Exercise: Lines from the records below that contain the word "screenshot" are to be copied out.

Records excerpted from a collection:
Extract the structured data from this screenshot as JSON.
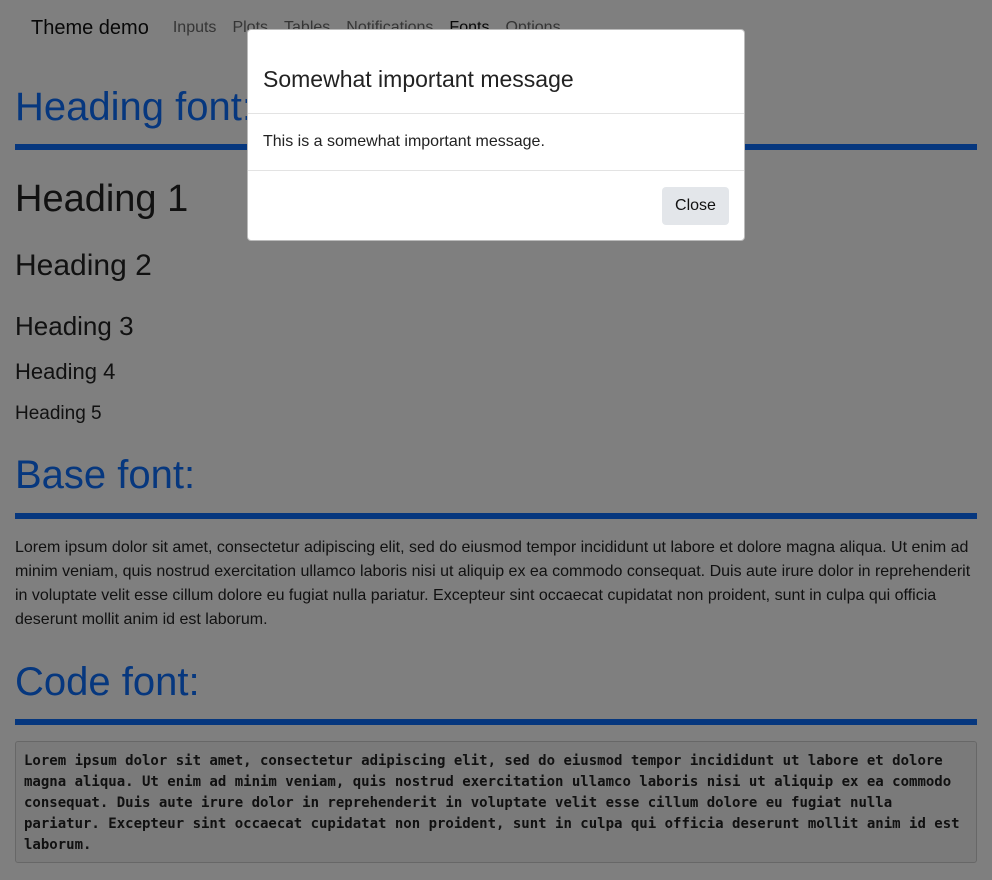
{
  "navbar": {
    "brand": "Theme demo",
    "items": [
      {
        "label": "Inputs",
        "active": false
      },
      {
        "label": "Plots",
        "active": false
      },
      {
        "label": "Tables",
        "active": false
      },
      {
        "label": "Notifications",
        "active": false
      },
      {
        "label": "Fonts",
        "active": true
      },
      {
        "label": "Options",
        "active": false
      }
    ]
  },
  "sections": {
    "heading_font": {
      "title": "Heading font:",
      "headings": [
        "Heading 1",
        "Heading 2",
        "Heading 3",
        "Heading 4",
        "Heading 5"
      ]
    },
    "base_font": {
      "title": "Base font:",
      "text": "Lorem ipsum dolor sit amet, consectetur adipiscing elit, sed do eiusmod tempor incididunt ut labore et dolore magna aliqua. Ut enim ad minim veniam, quis nostrud exercitation ullamco laboris nisi ut aliquip ex ea commodo consequat. Duis aute irure dolor in reprehenderit in voluptate velit esse cillum dolore eu fugiat nulla pariatur. Excepteur sint occaecat cupidatat non proident, sunt in culpa qui officia deserunt mollit anim id est laborum."
    },
    "code_font": {
      "title": "Code font:",
      "text": "Lorem ipsum dolor sit amet, consectetur adipiscing elit, sed do eiusmod tempor incididunt ut labore et dolore magna aliqua. Ut enim ad minim veniam, quis nostrud exercitation ullamco laboris nisi ut aliquip ex ea commodo consequat. Duis aute irure dolor in reprehenderit in voluptate velit esse cillum dolore eu fugiat nulla pariatur. Excepteur sint occaecat cupidatat non proident, sunt in culpa qui officia deserunt mollit anim id est laborum."
    }
  },
  "modal": {
    "title": "Somewhat important message",
    "body": "This is a somewhat important message.",
    "close_label": "Close"
  },
  "colors": {
    "accent": "#0d6efd",
    "backdrop": "rgba(0,0,0,0.5)",
    "button_bg": "#e3e6ea"
  }
}
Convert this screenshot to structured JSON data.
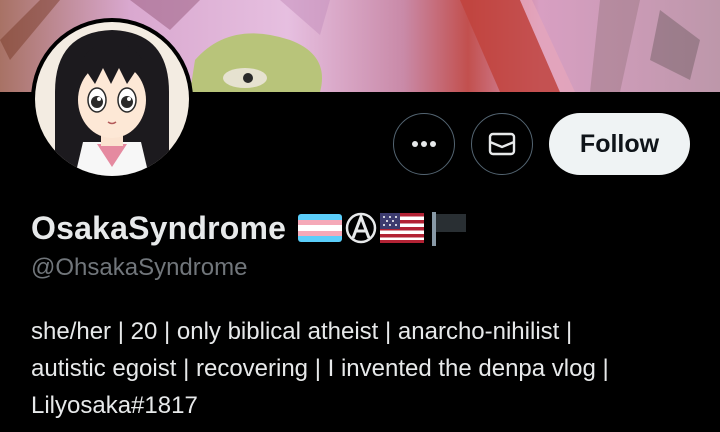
{
  "profile": {
    "display_name": "OsakaSyndrome",
    "handle": "@OhsakaSyndrome",
    "name_emojis": [
      "transgender-flag-icon",
      "circled-a-anarchy-icon",
      "us-flag-icon",
      "black-flag-icon"
    ],
    "bio_lines": [
      "she/her | 20 | only biblical atheist | anarcho-nihilist |",
      "autistic egoist | recovering | I invented the denpa vlog |",
      "Lilyosaka#1817"
    ]
  },
  "actions": {
    "more_icon": "more-horizontal-icon",
    "message_icon": "envelope-icon",
    "follow_label": "Follow"
  },
  "colors": {
    "background": "#000000",
    "text": "#e7e9ea",
    "secondary_text": "#71767b",
    "button_border": "#536471",
    "follow_bg": "#eff3f4"
  }
}
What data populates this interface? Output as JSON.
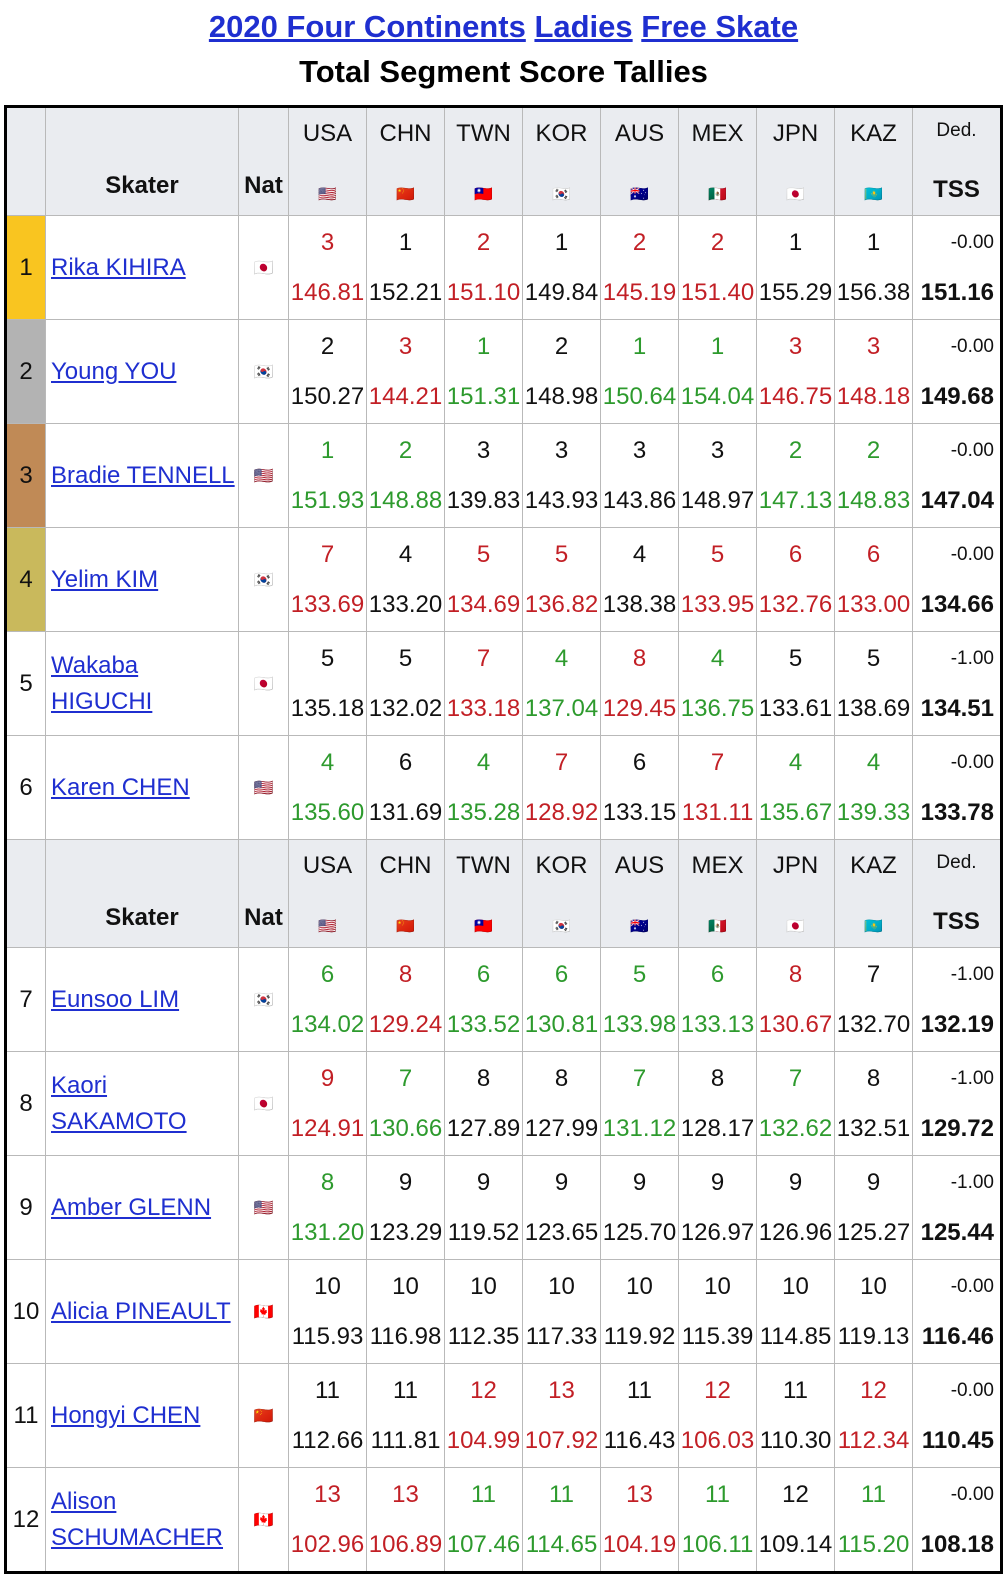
{
  "title": {
    "year_event": "2020 Four Continents",
    "category": "Ladies",
    "segment": "Free Skate",
    "subtitle": "Total Segment Score Tallies"
  },
  "header": {
    "skater": "Skater",
    "nat": "Nat",
    "judges": [
      "USA",
      "CHN",
      "TWN",
      "KOR",
      "AUS",
      "MEX",
      "JPN",
      "KAZ"
    ],
    "judge_flags": [
      "🇺🇸",
      "🇨🇳",
      "🇹🇼",
      "🇰🇷",
      "🇦🇺",
      "🇲🇽",
      "🇯🇵",
      "🇰🇿"
    ],
    "ded": "Ded.",
    "tss": "TSS"
  },
  "colors": {
    "gold": "#f9c520",
    "silver": "#b3b3b3",
    "bronze": "#c08a56",
    "fourth": "#c9b95c",
    "red": "#c21f25",
    "green": "#2d9a2d",
    "link": "#1f2fd0",
    "header_bg": "#eaecf0"
  },
  "skaters_top": [
    {
      "rank": "1",
      "name": "Rika KIHIRA",
      "nat_flag": "🇯🇵",
      "ranks": [
        "3",
        "1",
        "2",
        "1",
        "2",
        "2",
        "1",
        "1"
      ],
      "scores": [
        "146.81",
        "152.21",
        "151.10",
        "149.84",
        "145.19",
        "151.40",
        "155.29",
        "156.38"
      ],
      "colors": [
        "r",
        "k",
        "r",
        "k",
        "r",
        "r",
        "k",
        "k"
      ],
      "ded": "-0.00",
      "tss": "151.16"
    },
    {
      "rank": "2",
      "name": "Young YOU",
      "nat_flag": "🇰🇷",
      "ranks": [
        "2",
        "3",
        "1",
        "2",
        "1",
        "1",
        "3",
        "3"
      ],
      "scores": [
        "150.27",
        "144.21",
        "151.31",
        "148.98",
        "150.64",
        "154.04",
        "146.75",
        "148.18"
      ],
      "colors": [
        "k",
        "r",
        "g",
        "k",
        "g",
        "g",
        "r",
        "r"
      ],
      "ded": "-0.00",
      "tss": "149.68"
    },
    {
      "rank": "3",
      "name": "Bradie TENNELL",
      "nat_flag": "🇺🇸",
      "ranks": [
        "1",
        "2",
        "3",
        "3",
        "3",
        "3",
        "2",
        "2"
      ],
      "scores": [
        "151.93",
        "148.88",
        "139.83",
        "143.93",
        "143.86",
        "148.97",
        "147.13",
        "148.83"
      ],
      "colors": [
        "g",
        "g",
        "k",
        "k",
        "k",
        "k",
        "g",
        "g"
      ],
      "ded": "-0.00",
      "tss": "147.04"
    },
    {
      "rank": "4",
      "name": "Yelim KIM",
      "nat_flag": "🇰🇷",
      "ranks": [
        "7",
        "4",
        "5",
        "5",
        "4",
        "5",
        "6",
        "6"
      ],
      "scores": [
        "133.69",
        "133.20",
        "134.69",
        "136.82",
        "138.38",
        "133.95",
        "132.76",
        "133.00"
      ],
      "colors": [
        "r",
        "k",
        "r",
        "r",
        "k",
        "r",
        "r",
        "r"
      ],
      "ded": "-0.00",
      "tss": "134.66"
    },
    {
      "rank": "5",
      "name": "Wakaba HIGUCHI",
      "nat_flag": "🇯🇵",
      "ranks": [
        "5",
        "5",
        "7",
        "4",
        "8",
        "4",
        "5",
        "5"
      ],
      "scores": [
        "135.18",
        "132.02",
        "133.18",
        "137.04",
        "129.45",
        "136.75",
        "133.61",
        "138.69"
      ],
      "colors": [
        "k",
        "k",
        "r",
        "g",
        "r",
        "g",
        "k",
        "k"
      ],
      "ded": "-1.00",
      "tss": "134.51"
    },
    {
      "rank": "6",
      "name": "Karen CHEN",
      "nat_flag": "🇺🇸",
      "ranks": [
        "4",
        "6",
        "4",
        "7",
        "6",
        "7",
        "4",
        "4"
      ],
      "scores": [
        "135.60",
        "131.69",
        "135.28",
        "128.92",
        "133.15",
        "131.11",
        "135.67",
        "139.33"
      ],
      "colors": [
        "g",
        "k",
        "g",
        "r",
        "k",
        "r",
        "g",
        "g"
      ],
      "ded": "-0.00",
      "tss": "133.78"
    }
  ],
  "skaters_bottom": [
    {
      "rank": "7",
      "name": "Eunsoo LIM",
      "nat_flag": "🇰🇷",
      "ranks": [
        "6",
        "8",
        "6",
        "6",
        "5",
        "6",
        "8",
        "7"
      ],
      "scores": [
        "134.02",
        "129.24",
        "133.52",
        "130.81",
        "133.98",
        "133.13",
        "130.67",
        "132.70"
      ],
      "colors": [
        "g",
        "r",
        "g",
        "g",
        "g",
        "g",
        "r",
        "k"
      ],
      "ded": "-1.00",
      "tss": "132.19"
    },
    {
      "rank": "8",
      "name": "Kaori SAKAMOTO",
      "nat_flag": "🇯🇵",
      "ranks": [
        "9",
        "7",
        "8",
        "8",
        "7",
        "8",
        "7",
        "8"
      ],
      "scores": [
        "124.91",
        "130.66",
        "127.89",
        "127.99",
        "131.12",
        "128.17",
        "132.62",
        "132.51"
      ],
      "colors": [
        "r",
        "g",
        "k",
        "k",
        "g",
        "k",
        "g",
        "k"
      ],
      "ded": "-1.00",
      "tss": "129.72"
    },
    {
      "rank": "9",
      "name": "Amber GLENN",
      "nat_flag": "🇺🇸",
      "ranks": [
        "8",
        "9",
        "9",
        "9",
        "9",
        "9",
        "9",
        "9"
      ],
      "scores": [
        "131.20",
        "123.29",
        "119.52",
        "123.65",
        "125.70",
        "126.97",
        "126.96",
        "125.27"
      ],
      "colors": [
        "g",
        "k",
        "k",
        "k",
        "k",
        "k",
        "k",
        "k"
      ],
      "ded": "-1.00",
      "tss": "125.44"
    },
    {
      "rank": "10",
      "name": "Alicia PINEAULT",
      "nat_flag": "🇨🇦",
      "ranks": [
        "10",
        "10",
        "10",
        "10",
        "10",
        "10",
        "10",
        "10"
      ],
      "scores": [
        "115.93",
        "116.98",
        "112.35",
        "117.33",
        "119.92",
        "115.39",
        "114.85",
        "119.13"
      ],
      "colors": [
        "k",
        "k",
        "k",
        "k",
        "k",
        "k",
        "k",
        "k"
      ],
      "ded": "-0.00",
      "tss": "116.46"
    },
    {
      "rank": "11",
      "name": "Hongyi CHEN",
      "nat_flag": "🇨🇳",
      "ranks": [
        "11",
        "11",
        "12",
        "13",
        "11",
        "12",
        "11",
        "12"
      ],
      "scores": [
        "112.66",
        "111.81",
        "104.99",
        "107.92",
        "116.43",
        "106.03",
        "110.30",
        "112.34"
      ],
      "colors": [
        "k",
        "k",
        "r",
        "r",
        "k",
        "r",
        "k",
        "r"
      ],
      "ded": "-0.00",
      "tss": "110.45"
    },
    {
      "rank": "12",
      "name": "Alison SCHUMACHER",
      "nat_flag": "🇨🇦",
      "ranks": [
        "13",
        "13",
        "11",
        "11",
        "13",
        "11",
        "12",
        "11"
      ],
      "scores": [
        "102.96",
        "106.89",
        "107.46",
        "114.65",
        "104.19",
        "106.11",
        "109.14",
        "115.20"
      ],
      "colors": [
        "r",
        "r",
        "g",
        "g",
        "r",
        "g",
        "k",
        "g"
      ],
      "ded": "-0.00",
      "tss": "108.18"
    }
  ]
}
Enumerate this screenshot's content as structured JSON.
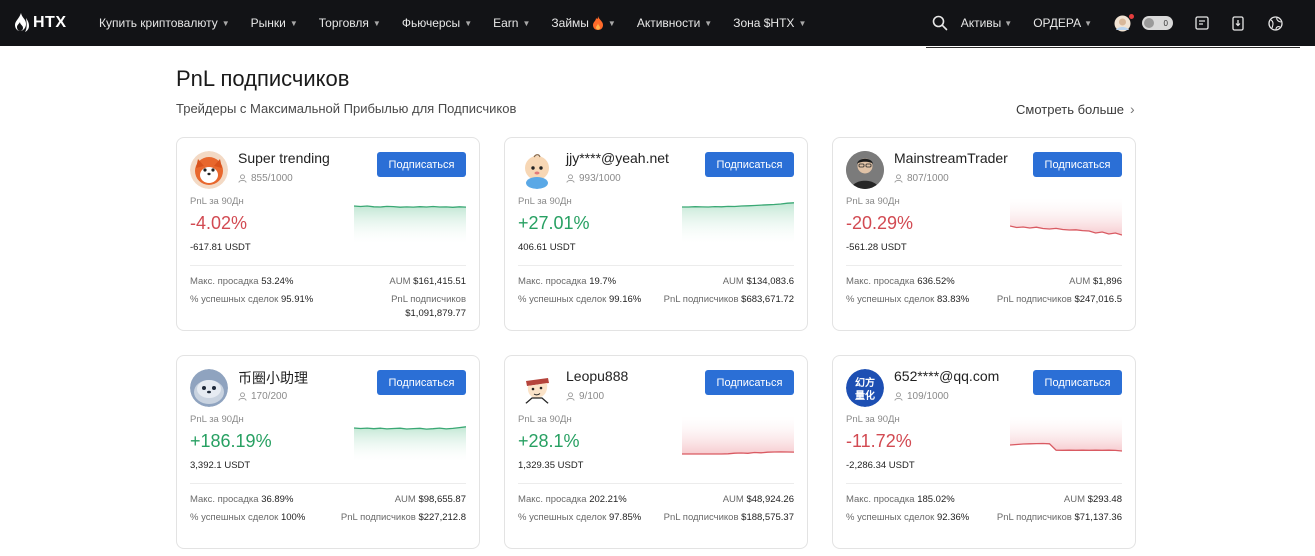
{
  "nav": {
    "logo": "HTX",
    "items": [
      {
        "label": "Купить криптовалюту",
        "caret": true
      },
      {
        "label": "Рынки",
        "caret": true
      },
      {
        "label": "Торговля",
        "caret": true
      },
      {
        "label": "Фьючерсы",
        "caret": true
      },
      {
        "label": "Earn",
        "caret": true
      },
      {
        "label": "Займы",
        "caret": true,
        "badge": "fire"
      },
      {
        "label": "Активности",
        "caret": true
      },
      {
        "label": "Зона $HTX",
        "caret": true
      }
    ],
    "right": {
      "assets": "Активы",
      "orders": "ОРДЕРА",
      "toggle_count": "0"
    }
  },
  "section": {
    "title": "PnL подписчиков",
    "subtitle": "Трейдеры с Максимальной Прибылью для Подписчиков",
    "see_more": "Смотреть больше"
  },
  "labels": {
    "pnl_90d": "PnL за 90Дн",
    "max_drawdown": "Макс. просадка",
    "win_rate": "% успешных сделок",
    "aum": "AUM",
    "follower_pnl": "PnL подписчиков",
    "subscribe": "Подписаться"
  },
  "cards": [
    {
      "name": "Super trending",
      "followers": "855/1000",
      "pnl_pct": "-4.02%",
      "pnl_usdt": "-617.81 USDT",
      "trend": "neg",
      "chart_color": "pos",
      "max_dd": "53.24%",
      "win": "95.91%",
      "aum": "$161,415.51",
      "f_pnl": "$1,091,879.77",
      "avatar": "fox-avatar"
    },
    {
      "name": "jjy****@yeah.net",
      "followers": "993/1000",
      "pnl_pct": "+27.01%",
      "pnl_usdt": "406.61 USDT",
      "trend": "pos",
      "chart_color": "pos",
      "max_dd": "19.7%",
      "win": "99.16%",
      "aum": "$134,083.6",
      "f_pnl": "$683,671.72",
      "avatar": "baby-avatar"
    },
    {
      "name": "MainstreamTrader",
      "followers": "807/1000",
      "pnl_pct": "-20.29%",
      "pnl_usdt": "-561.28 USDT",
      "trend": "neg",
      "chart_color": "neg",
      "max_dd": "636.52%",
      "win": "83.83%",
      "aum": "$1,896",
      "f_pnl": "$247,016.5",
      "avatar": "man-photo-avatar"
    },
    {
      "name": "币圈小助理",
      "followers": "170/200",
      "pnl_pct": "+186.19%",
      "pnl_usdt": "3,392.1 USDT",
      "trend": "pos",
      "chart_color": "pos",
      "max_dd": "36.89%",
      "win": "100%",
      "aum": "$98,655.87",
      "f_pnl": "$227,212.8",
      "avatar": "seal-avatar"
    },
    {
      "name": "Leopu888",
      "followers": "9/100",
      "pnl_pct": "+28.1%",
      "pnl_usdt": "1,329.35 USDT",
      "trend": "pos",
      "chart_color": "neg",
      "max_dd": "202.21%",
      "win": "97.85%",
      "aum": "$48,924.26",
      "f_pnl": "$188,575.37",
      "avatar": "cartoon-man-avatar"
    },
    {
      "name": "652****@qq.com",
      "followers": "109/1000",
      "pnl_pct": "-11.72%",
      "pnl_usdt": "-2,286.34 USDT",
      "trend": "neg",
      "chart_color": "neg",
      "max_dd": "185.02%",
      "win": "92.36%",
      "aum": "$293.48",
      "f_pnl": "$71,137.36",
      "avatar": "quant-logo-avatar",
      "avatar_text": "幻方量化"
    }
  ],
  "colors": {
    "nav_bg": "#121316",
    "button_blue": "#2b6fd6",
    "positive": "#27a062",
    "negative": "#d24a52"
  }
}
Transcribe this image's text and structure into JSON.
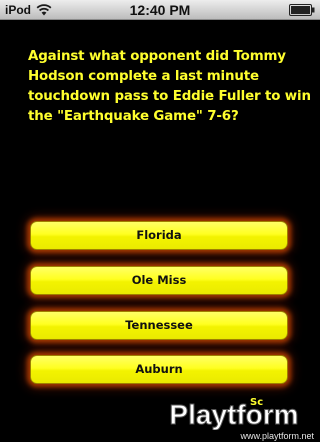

Answer area:
Extract the structured data from this screenshot as JSON.
Convert this screenshot to structured JSON data.
Enumerate this screenshot's content as structured JSON.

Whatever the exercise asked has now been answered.